__Source material__.
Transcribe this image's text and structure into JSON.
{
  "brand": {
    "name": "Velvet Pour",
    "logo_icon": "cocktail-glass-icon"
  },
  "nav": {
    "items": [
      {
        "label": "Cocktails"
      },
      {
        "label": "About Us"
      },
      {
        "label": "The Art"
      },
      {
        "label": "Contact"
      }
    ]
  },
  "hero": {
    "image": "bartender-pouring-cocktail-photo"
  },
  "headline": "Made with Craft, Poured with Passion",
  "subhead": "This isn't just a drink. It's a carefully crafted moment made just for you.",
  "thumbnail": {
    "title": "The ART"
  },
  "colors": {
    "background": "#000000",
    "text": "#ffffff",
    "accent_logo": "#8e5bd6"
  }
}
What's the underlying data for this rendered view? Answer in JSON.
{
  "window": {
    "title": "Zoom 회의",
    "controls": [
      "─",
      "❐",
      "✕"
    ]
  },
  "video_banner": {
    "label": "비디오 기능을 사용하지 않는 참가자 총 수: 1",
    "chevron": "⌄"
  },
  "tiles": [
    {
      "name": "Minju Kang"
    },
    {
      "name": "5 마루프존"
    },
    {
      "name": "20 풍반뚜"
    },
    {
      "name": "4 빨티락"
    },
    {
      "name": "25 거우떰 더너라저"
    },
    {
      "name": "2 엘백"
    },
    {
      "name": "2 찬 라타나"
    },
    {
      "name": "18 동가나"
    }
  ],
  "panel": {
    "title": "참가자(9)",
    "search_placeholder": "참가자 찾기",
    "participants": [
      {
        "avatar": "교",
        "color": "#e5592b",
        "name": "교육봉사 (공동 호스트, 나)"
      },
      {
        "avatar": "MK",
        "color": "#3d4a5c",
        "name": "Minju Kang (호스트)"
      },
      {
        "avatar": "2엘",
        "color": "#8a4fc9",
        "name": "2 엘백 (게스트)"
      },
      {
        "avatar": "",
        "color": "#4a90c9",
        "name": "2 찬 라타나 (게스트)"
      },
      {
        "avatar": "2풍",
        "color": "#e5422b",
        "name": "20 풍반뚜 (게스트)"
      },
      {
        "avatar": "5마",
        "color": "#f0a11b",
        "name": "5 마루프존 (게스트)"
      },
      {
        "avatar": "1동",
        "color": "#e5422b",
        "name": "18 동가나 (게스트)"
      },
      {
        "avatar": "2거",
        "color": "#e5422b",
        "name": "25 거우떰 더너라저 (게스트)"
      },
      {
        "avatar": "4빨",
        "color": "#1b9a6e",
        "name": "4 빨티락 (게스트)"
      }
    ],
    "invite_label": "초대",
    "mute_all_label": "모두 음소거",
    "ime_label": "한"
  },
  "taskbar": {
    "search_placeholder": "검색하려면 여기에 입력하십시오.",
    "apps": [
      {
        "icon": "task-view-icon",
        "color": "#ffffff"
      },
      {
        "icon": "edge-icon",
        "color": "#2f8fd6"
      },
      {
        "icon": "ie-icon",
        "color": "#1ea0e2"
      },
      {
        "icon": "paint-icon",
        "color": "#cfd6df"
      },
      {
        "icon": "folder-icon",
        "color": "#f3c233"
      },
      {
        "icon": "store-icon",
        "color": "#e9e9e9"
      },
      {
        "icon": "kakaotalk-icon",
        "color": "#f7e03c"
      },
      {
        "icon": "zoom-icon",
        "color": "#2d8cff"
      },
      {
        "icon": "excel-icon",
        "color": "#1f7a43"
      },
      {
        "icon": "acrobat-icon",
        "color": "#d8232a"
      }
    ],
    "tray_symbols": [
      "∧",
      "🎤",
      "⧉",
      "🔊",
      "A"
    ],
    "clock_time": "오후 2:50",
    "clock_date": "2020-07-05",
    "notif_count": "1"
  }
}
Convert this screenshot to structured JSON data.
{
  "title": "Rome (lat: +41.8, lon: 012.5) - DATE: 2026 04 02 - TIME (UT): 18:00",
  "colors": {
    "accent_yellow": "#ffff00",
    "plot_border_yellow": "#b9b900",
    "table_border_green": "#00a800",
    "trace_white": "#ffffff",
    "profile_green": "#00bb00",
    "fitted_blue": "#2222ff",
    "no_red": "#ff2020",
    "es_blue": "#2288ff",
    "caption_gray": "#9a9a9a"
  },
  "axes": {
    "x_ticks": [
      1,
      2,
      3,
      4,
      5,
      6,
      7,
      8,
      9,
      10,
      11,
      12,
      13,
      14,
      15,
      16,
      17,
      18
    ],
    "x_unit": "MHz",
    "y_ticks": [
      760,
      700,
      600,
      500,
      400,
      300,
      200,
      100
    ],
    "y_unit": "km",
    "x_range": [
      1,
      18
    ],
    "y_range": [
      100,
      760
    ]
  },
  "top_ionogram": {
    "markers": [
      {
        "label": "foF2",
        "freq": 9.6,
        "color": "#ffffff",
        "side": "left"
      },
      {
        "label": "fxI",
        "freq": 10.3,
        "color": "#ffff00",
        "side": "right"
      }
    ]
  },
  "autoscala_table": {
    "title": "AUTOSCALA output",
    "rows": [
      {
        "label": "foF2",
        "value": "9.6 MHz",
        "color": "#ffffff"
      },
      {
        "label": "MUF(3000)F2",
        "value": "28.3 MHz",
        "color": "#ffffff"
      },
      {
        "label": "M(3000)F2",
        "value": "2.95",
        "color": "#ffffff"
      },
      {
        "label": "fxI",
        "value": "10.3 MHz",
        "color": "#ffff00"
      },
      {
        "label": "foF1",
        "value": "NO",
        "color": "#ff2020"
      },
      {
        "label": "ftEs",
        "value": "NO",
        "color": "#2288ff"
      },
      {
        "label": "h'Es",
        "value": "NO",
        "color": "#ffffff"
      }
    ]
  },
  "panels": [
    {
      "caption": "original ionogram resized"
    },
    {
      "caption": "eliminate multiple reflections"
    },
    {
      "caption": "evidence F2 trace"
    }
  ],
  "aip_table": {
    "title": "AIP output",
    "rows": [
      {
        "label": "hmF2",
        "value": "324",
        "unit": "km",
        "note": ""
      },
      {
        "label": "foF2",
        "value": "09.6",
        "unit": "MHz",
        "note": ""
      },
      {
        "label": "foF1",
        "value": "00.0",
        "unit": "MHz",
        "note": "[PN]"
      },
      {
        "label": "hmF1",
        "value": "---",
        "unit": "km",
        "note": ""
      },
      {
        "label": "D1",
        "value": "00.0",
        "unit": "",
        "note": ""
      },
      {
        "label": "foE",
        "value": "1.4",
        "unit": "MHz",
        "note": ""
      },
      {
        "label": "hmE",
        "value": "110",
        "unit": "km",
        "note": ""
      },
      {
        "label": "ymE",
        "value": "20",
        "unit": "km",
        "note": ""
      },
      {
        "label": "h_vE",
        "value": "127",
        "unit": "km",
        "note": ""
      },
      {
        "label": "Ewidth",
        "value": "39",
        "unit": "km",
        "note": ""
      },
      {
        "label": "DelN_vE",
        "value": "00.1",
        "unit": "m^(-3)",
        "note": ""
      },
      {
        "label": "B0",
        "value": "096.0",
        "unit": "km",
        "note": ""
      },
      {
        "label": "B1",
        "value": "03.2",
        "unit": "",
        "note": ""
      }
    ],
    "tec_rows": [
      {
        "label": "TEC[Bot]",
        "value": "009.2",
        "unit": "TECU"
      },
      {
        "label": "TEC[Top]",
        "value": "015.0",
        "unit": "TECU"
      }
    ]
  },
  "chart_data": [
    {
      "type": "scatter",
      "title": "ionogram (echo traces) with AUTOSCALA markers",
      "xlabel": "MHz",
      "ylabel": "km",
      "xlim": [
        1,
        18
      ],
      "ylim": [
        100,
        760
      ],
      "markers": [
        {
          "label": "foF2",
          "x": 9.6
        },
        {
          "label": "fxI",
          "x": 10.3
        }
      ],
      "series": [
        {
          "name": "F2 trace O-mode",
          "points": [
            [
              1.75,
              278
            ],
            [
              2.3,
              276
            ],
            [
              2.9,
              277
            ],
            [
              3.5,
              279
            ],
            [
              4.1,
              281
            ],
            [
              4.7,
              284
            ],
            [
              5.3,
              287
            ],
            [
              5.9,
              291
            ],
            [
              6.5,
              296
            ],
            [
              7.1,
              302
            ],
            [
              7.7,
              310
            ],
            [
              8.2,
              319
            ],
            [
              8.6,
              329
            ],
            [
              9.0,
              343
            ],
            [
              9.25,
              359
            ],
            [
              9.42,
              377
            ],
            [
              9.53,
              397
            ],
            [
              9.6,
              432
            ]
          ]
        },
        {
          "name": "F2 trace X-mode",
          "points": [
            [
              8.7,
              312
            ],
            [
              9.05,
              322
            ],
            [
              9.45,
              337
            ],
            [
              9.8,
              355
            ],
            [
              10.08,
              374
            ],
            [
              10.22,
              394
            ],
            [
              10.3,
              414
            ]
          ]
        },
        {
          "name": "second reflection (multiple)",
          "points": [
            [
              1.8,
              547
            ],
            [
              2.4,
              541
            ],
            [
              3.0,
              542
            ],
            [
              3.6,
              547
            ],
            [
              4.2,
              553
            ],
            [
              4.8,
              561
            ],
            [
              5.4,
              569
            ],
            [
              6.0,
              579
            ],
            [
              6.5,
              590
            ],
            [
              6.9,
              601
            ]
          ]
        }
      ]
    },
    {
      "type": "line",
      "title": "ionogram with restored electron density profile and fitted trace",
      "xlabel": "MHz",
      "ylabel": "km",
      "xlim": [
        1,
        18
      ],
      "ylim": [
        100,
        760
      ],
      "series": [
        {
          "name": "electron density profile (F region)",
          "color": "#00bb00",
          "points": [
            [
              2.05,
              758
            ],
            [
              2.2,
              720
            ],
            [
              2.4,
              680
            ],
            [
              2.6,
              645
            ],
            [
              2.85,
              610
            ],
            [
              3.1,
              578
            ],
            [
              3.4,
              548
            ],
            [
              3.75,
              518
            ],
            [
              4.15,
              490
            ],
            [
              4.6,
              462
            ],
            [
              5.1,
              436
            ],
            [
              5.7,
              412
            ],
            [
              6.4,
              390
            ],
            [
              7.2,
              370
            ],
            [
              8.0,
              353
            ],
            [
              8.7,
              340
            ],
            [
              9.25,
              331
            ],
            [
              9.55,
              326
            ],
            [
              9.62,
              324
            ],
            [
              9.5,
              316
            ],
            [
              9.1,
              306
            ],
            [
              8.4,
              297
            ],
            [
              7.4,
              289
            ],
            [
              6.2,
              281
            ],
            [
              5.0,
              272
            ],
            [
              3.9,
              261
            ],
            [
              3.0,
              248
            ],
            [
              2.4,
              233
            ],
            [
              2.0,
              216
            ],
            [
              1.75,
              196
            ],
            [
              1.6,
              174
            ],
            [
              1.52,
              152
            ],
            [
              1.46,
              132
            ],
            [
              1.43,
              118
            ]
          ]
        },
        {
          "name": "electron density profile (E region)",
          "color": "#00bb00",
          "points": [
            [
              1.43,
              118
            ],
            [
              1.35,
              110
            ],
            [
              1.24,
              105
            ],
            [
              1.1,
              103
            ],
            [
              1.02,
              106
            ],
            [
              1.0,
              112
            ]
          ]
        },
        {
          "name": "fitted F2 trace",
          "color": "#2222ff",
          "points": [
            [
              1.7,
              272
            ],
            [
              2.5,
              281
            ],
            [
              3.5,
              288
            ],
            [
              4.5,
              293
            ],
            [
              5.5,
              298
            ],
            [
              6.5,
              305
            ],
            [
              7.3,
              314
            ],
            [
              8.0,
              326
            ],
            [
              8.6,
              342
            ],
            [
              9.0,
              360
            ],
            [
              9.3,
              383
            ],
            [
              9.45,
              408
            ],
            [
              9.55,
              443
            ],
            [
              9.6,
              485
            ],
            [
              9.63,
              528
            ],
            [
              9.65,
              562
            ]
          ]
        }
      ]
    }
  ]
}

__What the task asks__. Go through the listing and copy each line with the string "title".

__Response__.
    "title": "The ART"
    "title": "Zoom 회의",
    "title": "참가자(9)",
  "title": "Rome (lat: +41.8, lon: 012.5) - DATE: 2026 04 02 - TIME (UT): 18:00",
    "title": "AUTOSCALA output",
    "title": "AIP output",
      "title": "ionogram (echo traces) with AUTOSCALA markers",
      "title": "ionogram with restored electron density profile and fitted trace",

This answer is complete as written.